In the year Bleitz died, 1939, the family firm partnered with the new People’s Memorial Association, a cooperative that emphasized spiritual rather than material aspects of attending to the bereaved. Later, the Bleitz company became known in funeral circles for serving AIDS victims and the LGBTQ+ community when other mortuaries rejected them.

Over the years, Bleitz Funeral Home handled more than 180,000 deaths, including the cremations of famed grunge rockers Andrew Wood in 1990 and Kurt Cobain in 1994. Today the building showcases “adaptive reuse,” meriting an award in May from the Queen Anne Historical Society.

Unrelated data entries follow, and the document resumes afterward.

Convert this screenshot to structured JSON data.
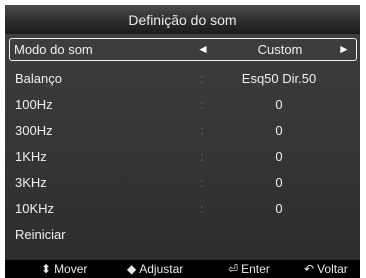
{
  "title": "Definição do som",
  "mode_row": {
    "label": "Modo do som",
    "value": "Custom",
    "arrow_left": "◄",
    "arrow_right": "►"
  },
  "rows": [
    {
      "label": "Balanço",
      "colon": ":",
      "value": "Esq50 Dir.50"
    },
    {
      "label": "100Hz",
      "colon": ":",
      "value": "0"
    },
    {
      "label": "300Hz",
      "colon": ":",
      "value": "0"
    },
    {
      "label": "1KHz",
      "colon": ":",
      "value": "0"
    },
    {
      "label": "3KHz",
      "colon": ":",
      "value": "0"
    },
    {
      "label": "10KHz",
      "colon": ":",
      "value": "0"
    },
    {
      "label": "Reiniciar"
    }
  ],
  "footer": {
    "move": {
      "icon": "up-down-arrows-icon",
      "glyph": "⬍",
      "label": "Mover"
    },
    "adjust": {
      "icon": "left-right-arrows-icon",
      "glyph": "◆",
      "label": "Adjustar"
    },
    "enter": {
      "icon": "enter-icon",
      "glyph": "⏎",
      "label": "Enter"
    },
    "back": {
      "icon": "return-icon",
      "glyph": "↶",
      "label": "Voltar"
    }
  }
}
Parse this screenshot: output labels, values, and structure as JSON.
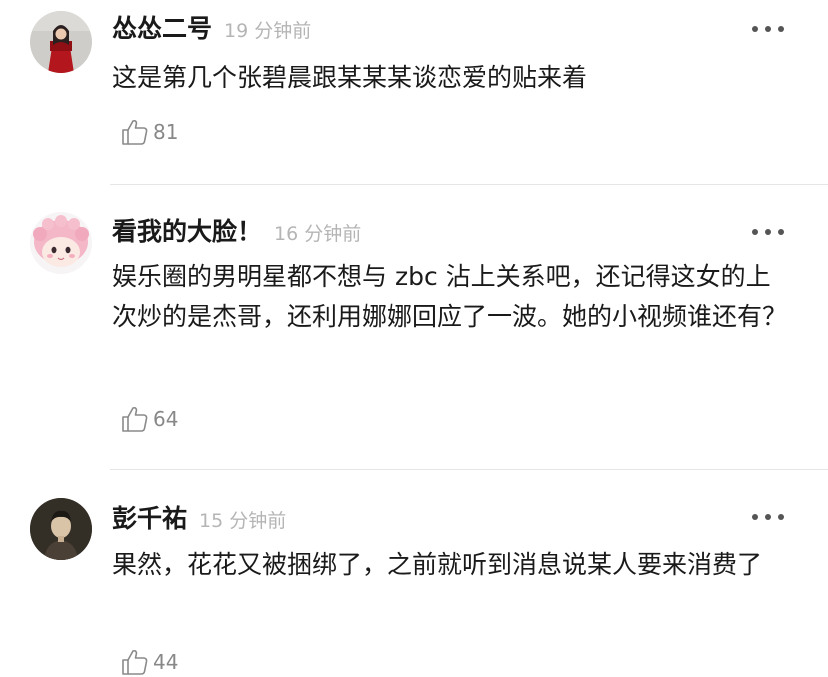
{
  "comments": [
    {
      "user": "怂怂二号",
      "time": "19 分钟前",
      "text": "这是第几个张碧晨跟某某某谈恋爱的贴来着",
      "likes": "81",
      "avatar_icon": "avatar-photo-red-dress",
      "avatar_colors": [
        "#c8c6c2",
        "#b3161c",
        "#2a2020"
      ]
    },
    {
      "user": "看我的大脸！",
      "time": "16 分钟前",
      "text": "娱乐圈的男明星都不想与 zbc 沾上关系吧，还记得这女的上次炒的是杰哥，还利用娜娜回应了一波。她的小视频谁还有？",
      "likes": "64",
      "avatar_icon": "avatar-cartoon-pink-hair",
      "avatar_colors": [
        "#f6f3f4",
        "#f3b7c8",
        "#e88aa5"
      ]
    },
    {
      "user": "彭千祐",
      "time": "15 分钟前",
      "text": "果然，花花又被捆绑了，之前就听到消息说某人要来消费了",
      "likes": "44",
      "avatar_icon": "avatar-photo-dark",
      "avatar_colors": [
        "#2a2620",
        "#d9c4a8",
        "#4a4036"
      ]
    }
  ],
  "icons": {
    "like": "thumbs-up-icon",
    "more": "more-dots-icon"
  }
}
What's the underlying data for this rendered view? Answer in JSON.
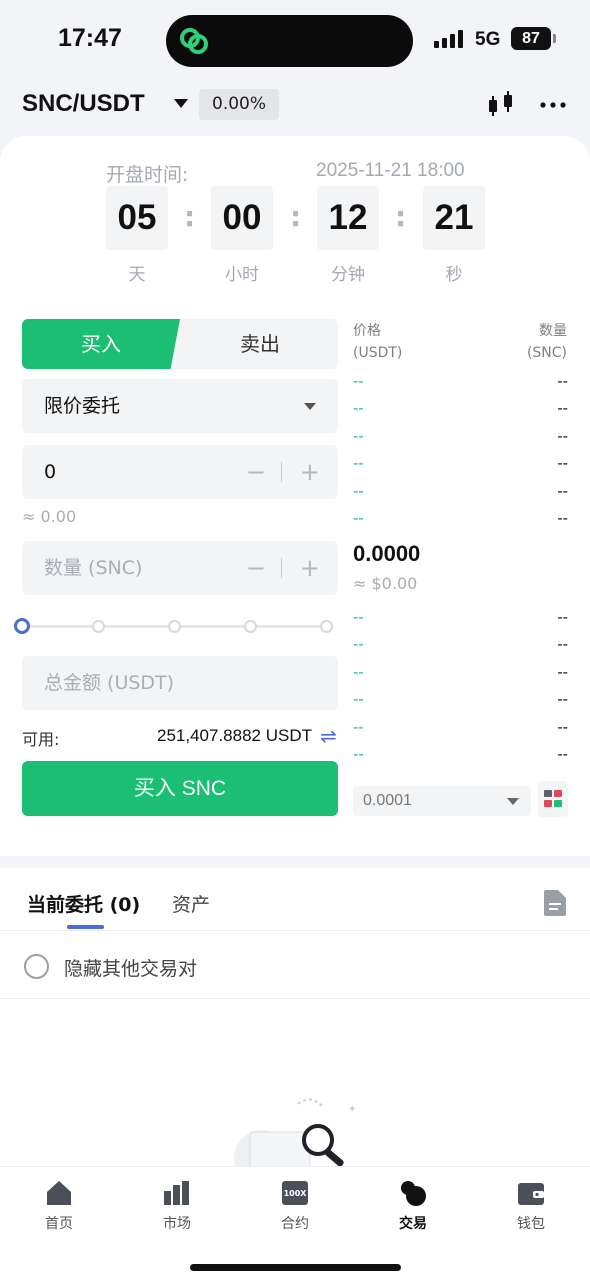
{
  "status_bar": {
    "time": "17:47",
    "network": "5G",
    "battery": "87"
  },
  "header": {
    "pair": "SNC/USDT",
    "change": "0.00%"
  },
  "countdown": {
    "label": "开盘时间:",
    "datetime": "2025-11-21 18:00",
    "days": "05",
    "hours": "00",
    "minutes": "12",
    "seconds": "21",
    "days_unit": "天",
    "hours_unit": "小时",
    "minutes_unit": "分钟",
    "seconds_unit": "秒",
    "separator": ":"
  },
  "order_form": {
    "buy_tab": "买入",
    "sell_tab": "卖出",
    "order_type": "限价委托",
    "price_value": "0",
    "price_approx": "≈ 0.00",
    "amount_placeholder": "数量 (SNC)",
    "total_placeholder": "总金额 (USDT)",
    "minus": "−",
    "plus": "+",
    "slider_percent": 0,
    "available_label": "可用:",
    "available_value": "251,407.8882 USDT",
    "submit": "买入 SNC"
  },
  "order_book": {
    "price_header_1": "价格",
    "price_header_2": "(USDT)",
    "qty_header_1": "数量",
    "qty_header_2": "(SNC)",
    "asks": [
      {
        "price": "--",
        "qty": "--"
      },
      {
        "price": "--",
        "qty": "--"
      },
      {
        "price": "--",
        "qty": "--"
      },
      {
        "price": "--",
        "qty": "--"
      },
      {
        "price": "--",
        "qty": "--"
      },
      {
        "price": "--",
        "qty": "--"
      }
    ],
    "last_price": "0.0000",
    "last_fiat": "≈ $0.00",
    "bids": [
      {
        "price": "--",
        "qty": "--"
      },
      {
        "price": "--",
        "qty": "--"
      },
      {
        "price": "--",
        "qty": "--"
      },
      {
        "price": "--",
        "qty": "--"
      },
      {
        "price": "--",
        "qty": "--"
      },
      {
        "price": "--",
        "qty": "--"
      }
    ],
    "tick_size": "0.0001"
  },
  "orders_panel": {
    "open_orders_tab": "当前委托 (0)",
    "assets_tab": "资产",
    "hide_other_pairs": "隐藏其他交易对"
  },
  "bottom_nav": [
    {
      "label": "首页",
      "icon": "home-icon"
    },
    {
      "label": "市场",
      "icon": "market-icon"
    },
    {
      "label": "合约",
      "icon": "futures-icon",
      "icon_text": "100X"
    },
    {
      "label": "交易",
      "icon": "trade-icon"
    },
    {
      "label": "钱包",
      "icon": "wallet-icon"
    }
  ],
  "colors": {
    "buy": "#1cbe74",
    "accent": "#4b6bd6"
  }
}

Historian Michael Emmick embodies the Bleitz legacy via family connections. Working stints at Bleitz were Michael’s great-grandfather, Sam Frederiksen (1970s-’80s); father, Craig (1975-2004); and wife, Desirée (2015-17). Since 2014, the Emmicks have operated their own West Seattle funeral business, guided by the Bleitz approach — as Michael says, “not selling people something they don’t need.”